What to work on> Scan the records below. Report the number of lines containing the word "HTTPS", and nothing more.

Data in this exercise>
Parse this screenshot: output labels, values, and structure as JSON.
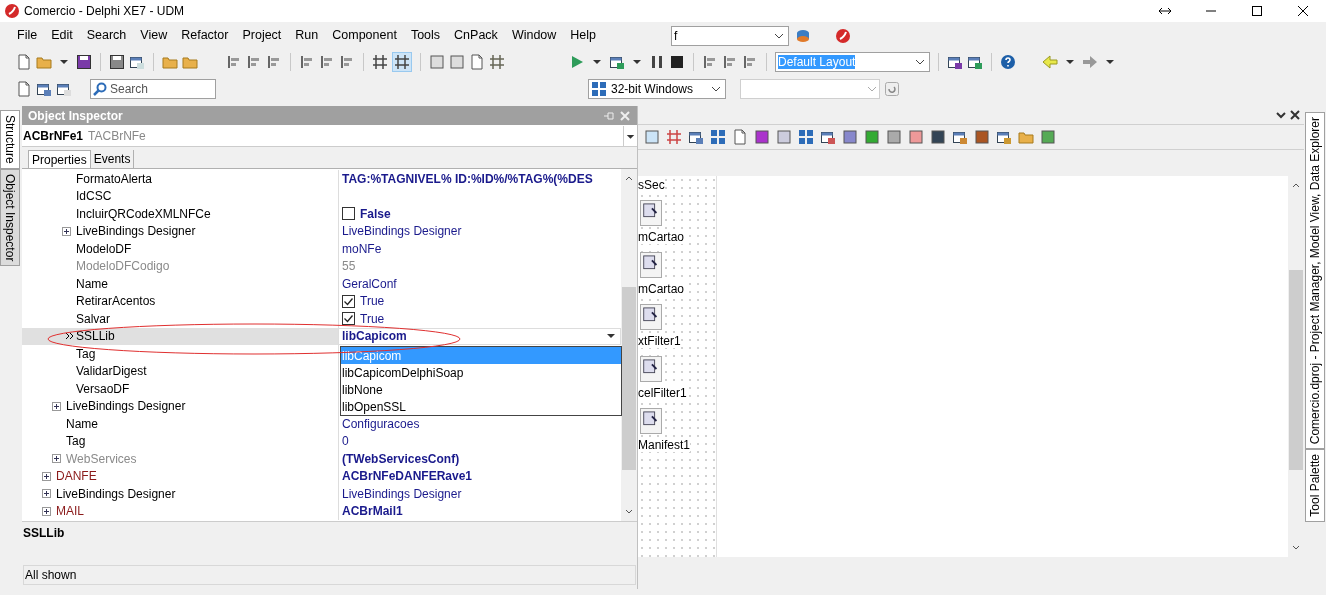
{
  "window": {
    "title": "Comercio - Delphi XE7 - UDM"
  },
  "menu": [
    "File",
    "Edit",
    "Search",
    "View",
    "Refactor",
    "Project",
    "Run",
    "Component",
    "Tools",
    "CnPack",
    "Window",
    "Help"
  ],
  "toolbar": {
    "target_field": {
      "value": "f"
    },
    "layout_field": {
      "value": "Default Layout",
      "highlighted": true
    },
    "platform_field": {
      "value": "32-bit Windows"
    },
    "search": {
      "placeholder": "Search"
    }
  },
  "side_tabs_left": [
    {
      "label": "Structure",
      "selected": true
    },
    {
      "label": "Object Inspector",
      "selected": false
    }
  ],
  "object_inspector": {
    "title": "Object Inspector",
    "component": {
      "name": "ACBrNFe1",
      "type": "TACBrNFe"
    },
    "tabs": [
      {
        "label": "Properties",
        "selected": true
      },
      {
        "label": "Events",
        "selected": false
      }
    ],
    "properties": [
      {
        "children": [
          {
            "children": [
              {
                "name": "FormatoAlerta",
                "color": "#000000",
                "value": "TAG:%TAGNIVEL% ID:%ID%/%TAG%(%DES",
                "value_bold": true,
                "value_greyed": false,
                "selected": false
              },
              {
                "name": "IdCSC",
                "color": "#000000",
                "selected": false
              },
              {
                "name": "IncluirQRCodeXMLNFCe",
                "color": "#000000",
                "kind": "checkbox",
                "checked": false,
                "value": "False",
                "value_bold": true,
                "value_greyed": false,
                "selected": false
              },
              {
                "name": "LiveBindings Designer",
                "color": "#000000",
                "expanded": false,
                "value": "LiveBindings Designer",
                "value_bold": false,
                "value_greyed": false,
                "selected": false
              },
              {
                "name": "ModeloDF",
                "color": "#000000",
                "value": "moNFe",
                "value_bold": false,
                "value_greyed": false,
                "selected": false
              },
              {
                "name": "ModeloDFCodigo",
                "color": "#8a8a8a",
                "value": "55",
                "value_bold": false,
                "value_greyed": true,
                "selected": false
              },
              {
                "name": "Name",
                "color": "#000000",
                "value": "GeralConf",
                "value_bold": false,
                "value_greyed": false,
                "selected": false
              },
              {
                "name": "RetirarAcentos",
                "color": "#000000",
                "kind": "checkbox",
                "checked": true,
                "value": "True",
                "value_bold": false,
                "value_greyed": false,
                "selected": false
              },
              {
                "name": "Salvar",
                "color": "#000000",
                "kind": "checkbox",
                "checked": true,
                "value": "True",
                "value_bold": false,
                "value_greyed": false,
                "selected": false
              },
              {
                "name": "SSLLib",
                "color": "#000000",
                "value": "libCapicom",
                "value_bold": true,
                "value_greyed": false,
                "selected": true
              },
              {
                "name": "Tag",
                "color": "#000000",
                "selected": false
              },
              {
                "name": "ValidarDigest",
                "color": "#000000",
                "selected": false
              },
              {
                "name": "VersaoDF",
                "color": "#000000",
                "selected": false
              }
            ]
          },
          {
            "name": "LiveBindings Designer",
            "color": "#000000",
            "expanded": false,
            "selected": false
          },
          {
            "name": "Name",
            "color": "#000000",
            "value": "Configuracoes",
            "value_bold": false,
            "value_greyed": false,
            "selected": false
          },
          {
            "name": "Tag",
            "color": "#000000",
            "value": "0",
            "value_bold": false,
            "value_greyed": false,
            "selected": false
          },
          {
            "name": "WebServices",
            "color": "#8a8a8a",
            "expanded": false,
            "value": "(TWebServicesConf)",
            "value_bold": true,
            "value_greyed": false,
            "selected": false
          }
        ]
      },
      {
        "name": "DANFE",
        "color": "#8b1a1a",
        "expanded": false,
        "value": "ACBrNFeDANFERave1",
        "value_bold": true,
        "value_greyed": false,
        "selected": false
      },
      {
        "name": "LiveBindings Designer",
        "color": "#000000",
        "expanded": false,
        "value": "LiveBindings Designer",
        "value_bold": false,
        "value_greyed": false,
        "selected": false
      },
      {
        "name": "MAIL",
        "color": "#8b1a1a",
        "expanded": false,
        "value": "ACBrMail1",
        "value_bold": true,
        "value_greyed": false,
        "selected": false
      }
    ],
    "dropdown": {
      "options": [
        {
          "label": "libCapicom",
          "selected": true
        },
        {
          "label": "libCapicomDelphiSoap",
          "selected": false
        },
        {
          "label": "libNone",
          "selected": false
        },
        {
          "label": "libOpenSSL",
          "selected": false
        }
      ]
    },
    "description": "SSLLib",
    "status": "All shown"
  },
  "designer": {
    "components": [
      "sSec",
      "mCartao",
      "mCartao",
      "xtFilter1",
      "celFilter1",
      "Manifest1"
    ]
  },
  "side_tabs_right": [
    {
      "label": "Comercio.dproj - Project Manager, Model View, Data Explorer"
    },
    {
      "label": "Tool Palette"
    }
  ]
}
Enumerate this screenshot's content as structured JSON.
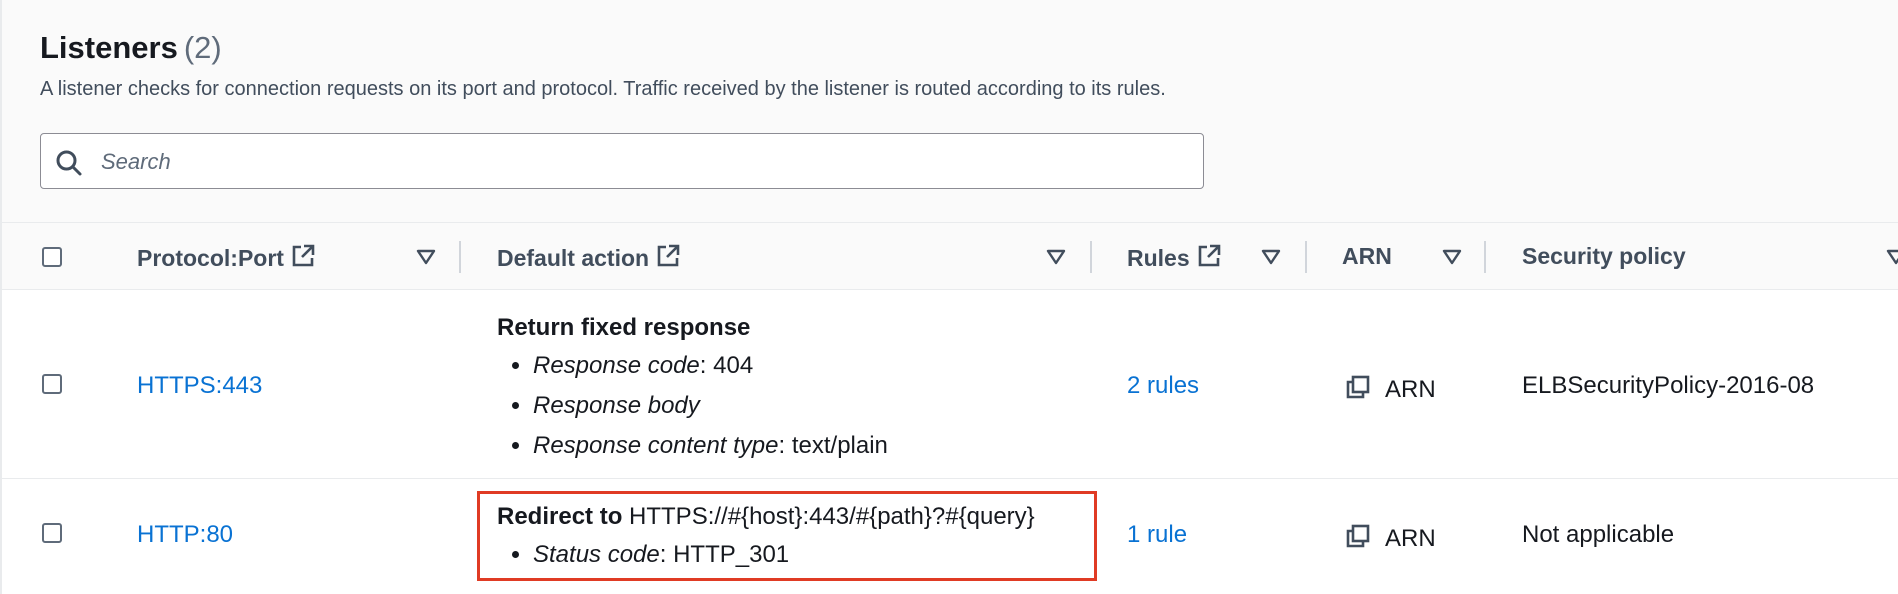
{
  "section": {
    "title": "Listeners",
    "count": "(2)",
    "description": "A listener checks for connection requests on its port and protocol. Traffic received by the listener is routed according to its rules."
  },
  "search": {
    "placeholder": "Search",
    "value": ""
  },
  "columns": {
    "protocol_port": "Protocol:Port",
    "default_action": "Default action",
    "rules": "Rules",
    "arn": "ARN",
    "security_policy": "Security policy"
  },
  "rows": [
    {
      "protocol_port": "HTTPS:443",
      "action_title": "Return fixed response",
      "bullets": [
        {
          "key": "Response code",
          "value": ": 404"
        },
        {
          "key": "Response body",
          "value": ""
        },
        {
          "key": "Response content type",
          "value": ": text/plain"
        }
      ],
      "rules": "2 rules",
      "arn": "ARN",
      "security_policy": "ELBSecurityPolicy-2016-08"
    },
    {
      "protocol_port": "HTTP:80",
      "action_title": "Redirect to",
      "action_target": "HTTPS://#{host}:443/#{path}?#{query}",
      "bullets": [
        {
          "key": "Status code",
          "value": ": HTTP_301"
        }
      ],
      "rules": "1 rule",
      "arn": "ARN",
      "security_policy": "Not applicable"
    }
  ],
  "colors": {
    "link": "#0972d3",
    "highlight": "#e03b24"
  },
  "icons": {
    "search": "search-icon",
    "external": "external-link-icon",
    "sort": "sort-down-icon",
    "copy": "copy-icon"
  }
}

Result for this exercise> 2